• _What to do_
Only the lines from the one containing "Give me the" through the end of the records should be retyped, exactly and including both ends; pictures stay out.

• _Input for this task_
--- START ---
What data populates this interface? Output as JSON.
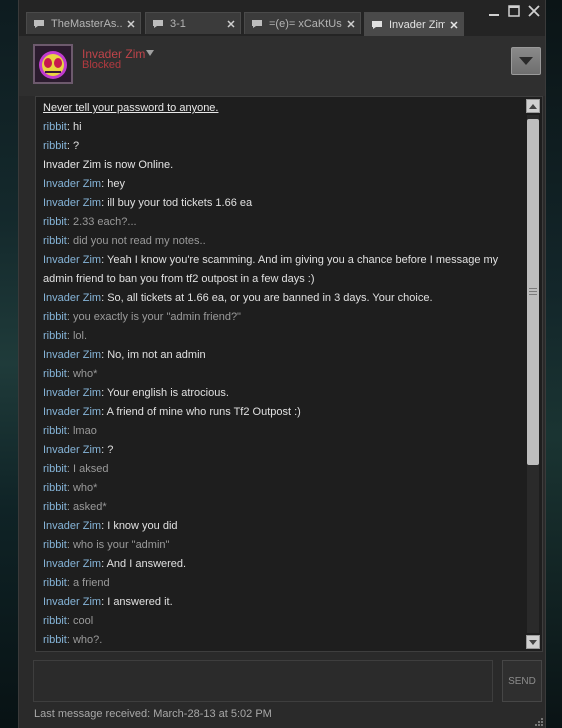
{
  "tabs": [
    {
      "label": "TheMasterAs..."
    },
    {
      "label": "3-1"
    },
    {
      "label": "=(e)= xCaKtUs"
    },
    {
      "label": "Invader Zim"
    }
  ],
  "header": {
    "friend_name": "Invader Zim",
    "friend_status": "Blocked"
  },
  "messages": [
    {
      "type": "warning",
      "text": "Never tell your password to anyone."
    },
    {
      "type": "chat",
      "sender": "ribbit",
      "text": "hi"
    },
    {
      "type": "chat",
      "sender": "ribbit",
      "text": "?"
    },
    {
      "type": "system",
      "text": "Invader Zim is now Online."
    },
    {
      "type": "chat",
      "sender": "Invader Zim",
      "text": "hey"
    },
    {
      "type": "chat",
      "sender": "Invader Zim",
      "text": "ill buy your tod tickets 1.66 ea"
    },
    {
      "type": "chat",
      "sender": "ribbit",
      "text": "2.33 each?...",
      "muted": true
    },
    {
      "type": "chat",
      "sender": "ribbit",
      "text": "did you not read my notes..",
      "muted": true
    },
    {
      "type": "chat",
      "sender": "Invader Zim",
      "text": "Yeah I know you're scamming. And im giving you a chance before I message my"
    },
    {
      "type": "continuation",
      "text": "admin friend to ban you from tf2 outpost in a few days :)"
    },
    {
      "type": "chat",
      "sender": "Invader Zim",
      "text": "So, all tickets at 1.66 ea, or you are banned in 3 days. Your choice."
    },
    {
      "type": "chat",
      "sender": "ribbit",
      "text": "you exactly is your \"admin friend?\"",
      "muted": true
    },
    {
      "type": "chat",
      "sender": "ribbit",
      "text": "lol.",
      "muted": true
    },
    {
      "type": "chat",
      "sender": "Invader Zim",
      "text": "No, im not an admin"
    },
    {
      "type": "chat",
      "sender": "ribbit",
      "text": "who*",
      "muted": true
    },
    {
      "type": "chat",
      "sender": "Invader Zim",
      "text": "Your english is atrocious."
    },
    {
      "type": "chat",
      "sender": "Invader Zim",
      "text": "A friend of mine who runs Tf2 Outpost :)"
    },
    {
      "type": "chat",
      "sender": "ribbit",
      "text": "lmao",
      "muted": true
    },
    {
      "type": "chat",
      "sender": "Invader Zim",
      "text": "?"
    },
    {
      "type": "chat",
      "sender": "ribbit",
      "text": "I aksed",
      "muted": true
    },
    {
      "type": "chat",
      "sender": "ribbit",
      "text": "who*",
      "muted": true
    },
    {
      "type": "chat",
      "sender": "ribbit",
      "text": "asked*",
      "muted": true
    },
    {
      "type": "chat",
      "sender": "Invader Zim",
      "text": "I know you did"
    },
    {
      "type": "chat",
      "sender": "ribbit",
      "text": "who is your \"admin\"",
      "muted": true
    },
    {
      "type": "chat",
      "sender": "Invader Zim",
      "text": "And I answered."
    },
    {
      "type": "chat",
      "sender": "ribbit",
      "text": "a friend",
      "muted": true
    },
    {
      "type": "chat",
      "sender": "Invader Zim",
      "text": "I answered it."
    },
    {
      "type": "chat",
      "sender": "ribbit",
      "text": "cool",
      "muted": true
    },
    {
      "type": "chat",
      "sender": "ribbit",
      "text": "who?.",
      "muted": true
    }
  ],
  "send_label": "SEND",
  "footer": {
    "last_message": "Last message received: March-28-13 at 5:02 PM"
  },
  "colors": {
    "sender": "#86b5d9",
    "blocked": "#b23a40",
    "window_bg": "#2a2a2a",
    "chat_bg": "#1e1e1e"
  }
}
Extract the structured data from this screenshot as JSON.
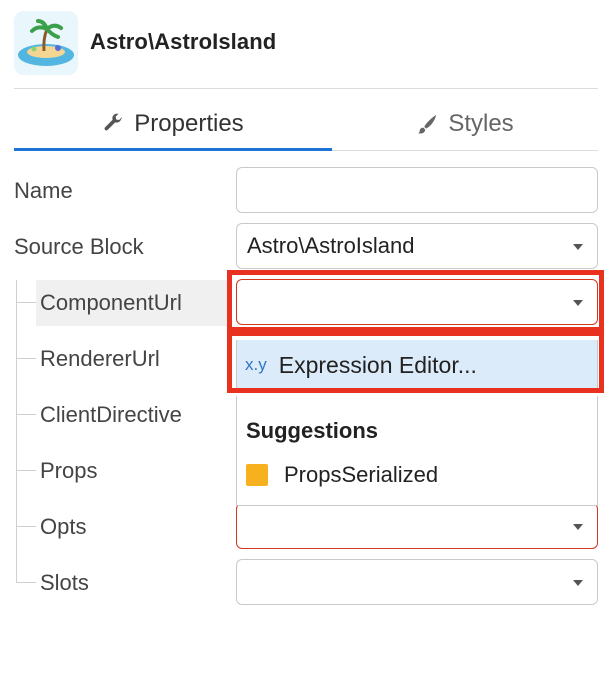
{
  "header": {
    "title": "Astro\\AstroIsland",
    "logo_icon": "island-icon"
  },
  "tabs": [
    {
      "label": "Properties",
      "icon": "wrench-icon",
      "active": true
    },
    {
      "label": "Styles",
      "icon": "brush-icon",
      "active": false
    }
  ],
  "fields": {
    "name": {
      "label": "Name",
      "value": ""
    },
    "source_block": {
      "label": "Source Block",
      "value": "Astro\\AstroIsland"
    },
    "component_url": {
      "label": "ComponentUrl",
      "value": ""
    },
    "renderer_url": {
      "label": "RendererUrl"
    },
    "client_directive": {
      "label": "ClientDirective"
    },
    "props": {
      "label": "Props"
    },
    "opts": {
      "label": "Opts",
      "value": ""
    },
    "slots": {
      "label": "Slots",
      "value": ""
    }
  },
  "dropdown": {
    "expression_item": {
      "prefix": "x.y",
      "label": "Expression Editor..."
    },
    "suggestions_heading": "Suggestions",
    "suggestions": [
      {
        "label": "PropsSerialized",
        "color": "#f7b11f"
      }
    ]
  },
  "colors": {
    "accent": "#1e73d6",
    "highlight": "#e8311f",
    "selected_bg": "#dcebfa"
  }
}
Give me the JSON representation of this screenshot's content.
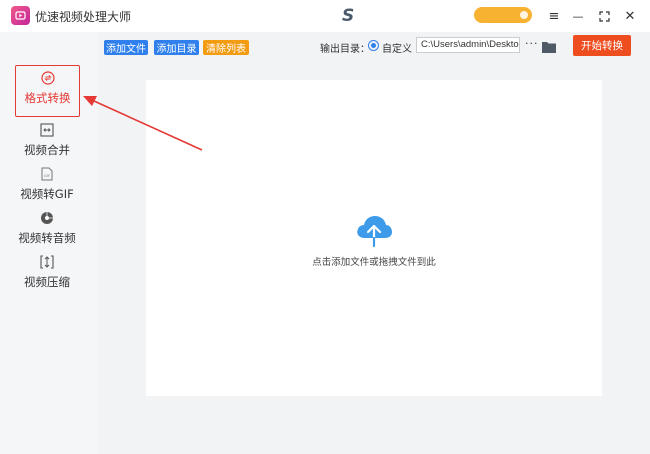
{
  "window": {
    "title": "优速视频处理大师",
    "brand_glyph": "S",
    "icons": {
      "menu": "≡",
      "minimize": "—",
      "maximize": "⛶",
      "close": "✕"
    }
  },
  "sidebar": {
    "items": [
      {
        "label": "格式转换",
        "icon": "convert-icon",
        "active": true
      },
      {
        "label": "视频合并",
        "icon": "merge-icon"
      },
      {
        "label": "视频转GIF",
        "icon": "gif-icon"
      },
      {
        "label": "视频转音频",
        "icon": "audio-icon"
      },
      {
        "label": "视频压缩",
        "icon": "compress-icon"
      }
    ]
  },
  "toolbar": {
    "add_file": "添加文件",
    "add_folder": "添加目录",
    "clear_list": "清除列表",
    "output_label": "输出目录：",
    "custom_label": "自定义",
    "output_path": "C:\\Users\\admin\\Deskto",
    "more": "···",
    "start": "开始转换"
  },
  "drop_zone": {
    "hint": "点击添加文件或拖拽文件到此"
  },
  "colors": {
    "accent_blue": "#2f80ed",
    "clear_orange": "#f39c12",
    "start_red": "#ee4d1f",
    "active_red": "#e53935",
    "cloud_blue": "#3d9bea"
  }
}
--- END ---
• _Answer_
Give me the JSON representation of this screenshot's content.
{
  "window": {
    "title": "优速视频处理大师",
    "brand_glyph": "S",
    "icons": {
      "menu": "≡",
      "minimize": "—",
      "maximize": "⛶",
      "close": "✕"
    }
  },
  "sidebar": {
    "items": [
      {
        "label": "格式转换",
        "icon": "convert-icon",
        "active": true
      },
      {
        "label": "视频合并",
        "icon": "merge-icon"
      },
      {
        "label": "视频转GIF",
        "icon": "gif-icon"
      },
      {
        "label": "视频转音频",
        "icon": "audio-icon"
      },
      {
        "label": "视频压缩",
        "icon": "compress-icon"
      }
    ]
  },
  "toolbar": {
    "add_file": "添加文件",
    "add_folder": "添加目录",
    "clear_list": "清除列表",
    "output_label": "输出目录：",
    "custom_label": "自定义",
    "output_path": "C:\\Users\\admin\\Deskto",
    "more": "···",
    "start": "开始转换"
  },
  "drop_zone": {
    "hint": "点击添加文件或拖拽文件到此"
  },
  "colors": {
    "accent_blue": "#2f80ed",
    "clear_orange": "#f39c12",
    "start_red": "#ee4d1f",
    "active_red": "#e53935",
    "cloud_blue": "#3d9bea"
  }
}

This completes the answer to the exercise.